by Carmen Visser
Pasta: quick and easy to make at home, scrumptious to eat at a fancy restaurant.
Pasta has been around for centuries and little has changed in the flour, water and eggs recipe. However, because pasta is so ancient, pinpointing its exact origin is tricky. Some believe that pasta was brought to Italy from China by Marco Polo and some say that spaghetti descended from noodles. Others argue that pasta dishes were already being prepared by the Romans and Greeks by the time Polo visited Italy. Some even argue that Arabians were first to bring pasta to Italy.
While there is great debate on the above ideas, a concrete fact is that the Arabians were first to document dry pasta. Unlike fresh pasta that should be mixed, cooked and eaten straight away, dry pasta has an incredibly long shelf-life. Many households keep pasta in their pantries and cook it in boiling water when preparing a pasta dish.
While the origin of pasta is still slightly unclear, we know for certain that it spread to America and became an icon in the media. Since then, it has spread worldwide and is a loved dish by many. It’s personally one of my favourites! I can eat pasta for breakfast, lunch, dinner and everything in between.
Pasta can be found in many different shapes. While there are over 300 kinds of pasta, here are the main ones:
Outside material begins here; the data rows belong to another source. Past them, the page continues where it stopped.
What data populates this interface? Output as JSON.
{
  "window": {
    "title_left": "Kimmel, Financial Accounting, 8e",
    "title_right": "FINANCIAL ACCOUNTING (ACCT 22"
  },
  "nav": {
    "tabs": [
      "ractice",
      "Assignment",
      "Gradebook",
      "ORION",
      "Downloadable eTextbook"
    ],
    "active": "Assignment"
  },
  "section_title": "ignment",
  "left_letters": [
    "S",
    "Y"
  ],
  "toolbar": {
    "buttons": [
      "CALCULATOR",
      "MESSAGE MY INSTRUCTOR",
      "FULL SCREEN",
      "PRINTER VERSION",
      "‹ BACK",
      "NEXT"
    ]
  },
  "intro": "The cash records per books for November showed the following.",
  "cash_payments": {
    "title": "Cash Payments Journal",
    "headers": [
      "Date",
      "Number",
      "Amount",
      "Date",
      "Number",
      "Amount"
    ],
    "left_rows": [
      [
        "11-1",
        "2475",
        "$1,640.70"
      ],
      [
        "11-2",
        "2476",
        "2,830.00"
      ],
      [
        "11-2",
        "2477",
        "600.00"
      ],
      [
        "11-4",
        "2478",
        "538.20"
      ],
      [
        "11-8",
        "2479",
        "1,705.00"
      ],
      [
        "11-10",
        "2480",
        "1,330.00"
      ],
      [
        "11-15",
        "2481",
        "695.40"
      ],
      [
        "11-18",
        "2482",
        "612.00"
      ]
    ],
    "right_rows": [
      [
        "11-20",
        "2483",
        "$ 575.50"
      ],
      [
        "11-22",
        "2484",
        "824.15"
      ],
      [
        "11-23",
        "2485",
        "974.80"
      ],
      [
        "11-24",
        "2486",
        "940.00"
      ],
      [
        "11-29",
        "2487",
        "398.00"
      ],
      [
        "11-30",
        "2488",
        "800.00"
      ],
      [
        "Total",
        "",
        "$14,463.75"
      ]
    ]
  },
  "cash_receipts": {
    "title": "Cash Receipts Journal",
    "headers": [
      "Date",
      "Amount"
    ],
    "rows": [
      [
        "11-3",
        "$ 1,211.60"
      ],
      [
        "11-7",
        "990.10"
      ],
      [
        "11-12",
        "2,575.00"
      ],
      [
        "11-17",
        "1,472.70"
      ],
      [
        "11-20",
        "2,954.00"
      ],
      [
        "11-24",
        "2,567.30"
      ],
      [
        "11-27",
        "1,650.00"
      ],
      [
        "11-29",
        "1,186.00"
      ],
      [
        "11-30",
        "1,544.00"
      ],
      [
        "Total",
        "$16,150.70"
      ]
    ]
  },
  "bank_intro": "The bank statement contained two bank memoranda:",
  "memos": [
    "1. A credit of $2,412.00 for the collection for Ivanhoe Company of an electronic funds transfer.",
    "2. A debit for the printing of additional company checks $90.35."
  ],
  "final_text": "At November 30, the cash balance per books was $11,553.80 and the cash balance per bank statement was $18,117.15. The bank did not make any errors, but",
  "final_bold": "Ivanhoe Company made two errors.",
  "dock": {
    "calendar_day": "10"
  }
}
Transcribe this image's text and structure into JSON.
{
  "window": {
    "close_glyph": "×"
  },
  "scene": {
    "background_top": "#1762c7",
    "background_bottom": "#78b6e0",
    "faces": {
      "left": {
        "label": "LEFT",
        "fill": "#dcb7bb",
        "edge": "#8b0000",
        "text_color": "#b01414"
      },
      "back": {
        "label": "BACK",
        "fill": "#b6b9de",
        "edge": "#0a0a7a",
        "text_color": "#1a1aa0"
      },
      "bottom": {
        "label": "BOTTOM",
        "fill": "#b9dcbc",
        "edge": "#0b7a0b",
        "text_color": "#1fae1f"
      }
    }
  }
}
Alongside all the different shapes, pasta dishes can also be distinctively different due to their other ingredients. Herbs, vegetables, sauce, cheese and meat can all be added to pasta dishes. Some of the most popular pasta dishes include Spaghetti Bolognese, Lasagne, Alfredo, Macaroni Cheese, Penne Carbonara and several Pesto’s.
As pasta can be made in so many different ways, including dishes safe for vegetarians and vegans, it’s no surprise that pasta is one of the most popular dishes in the world. However, the high gluten levels and high carbohydrates found in pasta might leave some people wondering how healthy the delicious ingredient is.
This may come as a shock but pasta is actually considered a balanced and nutritious meal.
YES! PASTA IS HEALTHY. A study done by The Lancet Public Health found that people had longer life expectancies by consuming moderate amounts of carbohydrates. Furthermore, pasta made from wheat has high amounts of protein and iron.
If you’re still not convinced, here are a few tips on how to make your pasta dish healthier. Healthline argues that adding protein and vegetables are a great way to bump up the nutritious value of your pasta dish. Fats such as small amounts of olive oil and spices are also beneficial to your body. Moreover, if drinking is your thing, adding a glass of white wine to your Mediterranean style meal is encouraged too.
On that note, there are many advantages and disadvantages of a Mediterranean style diet. The pros include saving the earth by eating more plants, a lower risk of diseases such as heart disease and diabetes as well as improved memory. The only disadvantage? Saying goodbye to your red meat and red wine.
Another easy way to make your pasta dishes healthier is to use homemade fresh pasta. It’s easier than you think! Here is a quick and easy homemade pasta recipe made with only flour and eggs! Vegan? Swap the eggs for olive oil and water. Once you’ve kneaded and cooked your pasta, there are countless ingredients to add. As I’m sure that your mouth is watering by now, I’ve created a list of some simple recipes below: